→ **WHAT YOU HAVE TO DO**:
Check every line of the data and copy the ones where "content" appears.
################
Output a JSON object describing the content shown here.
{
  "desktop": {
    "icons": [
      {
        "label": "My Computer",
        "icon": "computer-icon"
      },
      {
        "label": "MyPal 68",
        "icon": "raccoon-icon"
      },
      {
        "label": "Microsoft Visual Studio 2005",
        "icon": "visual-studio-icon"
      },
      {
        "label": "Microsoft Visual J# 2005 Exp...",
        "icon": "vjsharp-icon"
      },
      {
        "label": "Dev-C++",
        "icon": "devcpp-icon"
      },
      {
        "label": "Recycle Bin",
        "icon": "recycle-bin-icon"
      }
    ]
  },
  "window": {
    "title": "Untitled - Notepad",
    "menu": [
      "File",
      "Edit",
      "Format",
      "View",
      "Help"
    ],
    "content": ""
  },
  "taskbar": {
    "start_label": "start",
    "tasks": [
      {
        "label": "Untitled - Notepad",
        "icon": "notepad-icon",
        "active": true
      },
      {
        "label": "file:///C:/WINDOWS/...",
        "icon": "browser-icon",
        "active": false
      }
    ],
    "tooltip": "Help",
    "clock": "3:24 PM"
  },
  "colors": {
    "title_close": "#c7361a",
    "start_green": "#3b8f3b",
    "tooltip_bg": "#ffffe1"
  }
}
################
→ **PROBLEM SOLUTION**:
Output a JSON object describing the content shown here.
    "content": ""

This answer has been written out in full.